A mixed bed resin will contain both anion and cation resin, so it can remove all total dissolved solids. This is a useful approach for very hard water or coffee machines with stainless steel boilers, as high levels of chlorides can damage metal surfaces.

Do I Need a Water Filter For My Coffee Machine?

If you want to produce the best tasting coffee possible, then yes, you should filter your water. It will dramatically improve the taste, odour and mouthfeel of your coffee.

If you have an expensive espresso machine, then yes, you should also use a coffee machine water filter. The right filter will protect your coffee machine from abrasion damage from sediment, from scale build-up, and from corrosion of metal surfaces.

If you have a cafe, then yes, filtration is essential. It will improve the quality of your product, keeping your customers happy. It will also ensure your expensive commercial coffee machines remains protected from damage.

Will I Still Need To Descale My Coffee Machine?

Yes, you will.

Filters containing media like polyphosphate and ion exchange resin are designed to significantly reduce scale build-up. However, they are not designed to completely eliminate the minerals that can form scale (if you did that, your coffee would taste terrible).

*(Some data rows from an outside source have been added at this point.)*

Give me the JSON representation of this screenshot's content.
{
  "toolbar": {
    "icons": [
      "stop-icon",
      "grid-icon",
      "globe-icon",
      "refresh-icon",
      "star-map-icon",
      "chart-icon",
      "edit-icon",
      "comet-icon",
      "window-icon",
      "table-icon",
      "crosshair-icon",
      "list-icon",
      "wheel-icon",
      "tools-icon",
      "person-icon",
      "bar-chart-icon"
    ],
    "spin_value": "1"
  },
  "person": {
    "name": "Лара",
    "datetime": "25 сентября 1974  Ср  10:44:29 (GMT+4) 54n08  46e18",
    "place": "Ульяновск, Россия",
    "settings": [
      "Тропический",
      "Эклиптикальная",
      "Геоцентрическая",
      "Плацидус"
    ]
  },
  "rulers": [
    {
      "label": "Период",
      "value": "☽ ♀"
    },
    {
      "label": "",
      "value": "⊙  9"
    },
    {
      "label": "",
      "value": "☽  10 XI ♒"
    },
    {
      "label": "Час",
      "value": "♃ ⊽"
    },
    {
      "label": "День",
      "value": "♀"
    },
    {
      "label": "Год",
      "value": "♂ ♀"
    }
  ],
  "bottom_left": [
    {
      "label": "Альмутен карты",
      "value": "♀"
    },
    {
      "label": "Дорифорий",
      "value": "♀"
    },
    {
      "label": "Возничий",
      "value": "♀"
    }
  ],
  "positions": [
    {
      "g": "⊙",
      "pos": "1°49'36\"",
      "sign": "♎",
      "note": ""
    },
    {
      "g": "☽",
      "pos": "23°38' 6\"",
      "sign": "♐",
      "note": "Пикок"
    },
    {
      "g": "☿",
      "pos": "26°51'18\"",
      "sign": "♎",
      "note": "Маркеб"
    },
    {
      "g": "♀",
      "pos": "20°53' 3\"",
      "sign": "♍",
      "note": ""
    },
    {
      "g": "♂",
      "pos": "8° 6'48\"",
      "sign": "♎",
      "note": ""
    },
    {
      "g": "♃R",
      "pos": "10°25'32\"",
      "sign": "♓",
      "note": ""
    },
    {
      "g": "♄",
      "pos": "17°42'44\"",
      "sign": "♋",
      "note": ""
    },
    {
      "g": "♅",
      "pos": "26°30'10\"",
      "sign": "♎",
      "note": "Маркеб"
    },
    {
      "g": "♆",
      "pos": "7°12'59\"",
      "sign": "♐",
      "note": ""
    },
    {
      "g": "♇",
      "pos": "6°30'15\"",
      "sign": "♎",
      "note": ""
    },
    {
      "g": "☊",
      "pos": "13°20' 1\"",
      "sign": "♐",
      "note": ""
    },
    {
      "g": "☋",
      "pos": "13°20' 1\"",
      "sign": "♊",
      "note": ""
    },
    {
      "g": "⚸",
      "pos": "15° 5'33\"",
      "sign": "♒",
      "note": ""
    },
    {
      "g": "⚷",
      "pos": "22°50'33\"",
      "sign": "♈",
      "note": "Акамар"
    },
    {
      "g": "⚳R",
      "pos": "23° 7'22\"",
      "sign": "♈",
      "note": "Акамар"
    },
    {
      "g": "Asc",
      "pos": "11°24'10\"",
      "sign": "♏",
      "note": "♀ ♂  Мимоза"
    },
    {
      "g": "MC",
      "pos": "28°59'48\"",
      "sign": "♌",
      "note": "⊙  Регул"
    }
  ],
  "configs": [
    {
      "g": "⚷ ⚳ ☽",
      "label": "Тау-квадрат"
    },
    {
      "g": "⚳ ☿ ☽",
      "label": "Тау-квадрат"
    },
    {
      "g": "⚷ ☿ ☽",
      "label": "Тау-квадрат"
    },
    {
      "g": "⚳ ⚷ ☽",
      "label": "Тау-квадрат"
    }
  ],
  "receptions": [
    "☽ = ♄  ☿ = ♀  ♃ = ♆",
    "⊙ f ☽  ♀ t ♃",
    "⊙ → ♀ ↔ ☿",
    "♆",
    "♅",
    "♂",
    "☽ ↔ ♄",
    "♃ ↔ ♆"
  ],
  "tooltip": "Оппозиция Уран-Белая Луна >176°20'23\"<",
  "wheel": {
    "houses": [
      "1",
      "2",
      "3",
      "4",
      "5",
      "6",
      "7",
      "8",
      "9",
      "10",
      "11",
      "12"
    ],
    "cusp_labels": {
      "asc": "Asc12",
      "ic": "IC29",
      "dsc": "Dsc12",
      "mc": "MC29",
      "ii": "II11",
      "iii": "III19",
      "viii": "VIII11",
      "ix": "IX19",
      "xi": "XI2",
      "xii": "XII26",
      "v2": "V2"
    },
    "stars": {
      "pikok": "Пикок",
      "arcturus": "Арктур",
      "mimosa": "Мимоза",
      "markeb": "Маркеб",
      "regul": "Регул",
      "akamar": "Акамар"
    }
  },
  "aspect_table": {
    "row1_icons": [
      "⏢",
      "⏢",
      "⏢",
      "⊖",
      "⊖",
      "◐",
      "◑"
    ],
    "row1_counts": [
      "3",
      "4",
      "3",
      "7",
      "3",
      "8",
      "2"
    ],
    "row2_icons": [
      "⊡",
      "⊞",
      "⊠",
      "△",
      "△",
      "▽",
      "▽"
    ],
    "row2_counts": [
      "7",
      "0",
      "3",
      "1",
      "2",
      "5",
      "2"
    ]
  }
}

For this reason, we still recommend routine de-scaling. This is particularly true if you are in an area with very hard water, like South Australia, Western Australia or Northern Queensland.

How Long Will A Coffee Machine Water Filter Last?

It will vary based on serval factors, including:

  • Water quality (hardness, chlorine levels, sediment levels)
  • Usage (how many cups are you making per day, is it a commercial kitchen or private residence)
  • Size of filter (large filters tend to have more contaminant reduction capacity)

In most cases, the scale reduction media is the main factor that determines lifespan. You are much more likely to deplete than have the filter clog up from sediment or reach chemical adsorption capacity.

Most filter manufacturers will specify the number of litres of scale reduction capacity on their filter specifications. For some higher end filters, like the Brita products, they will have specifications which show filter hardness reduction capacities at different hardness levels.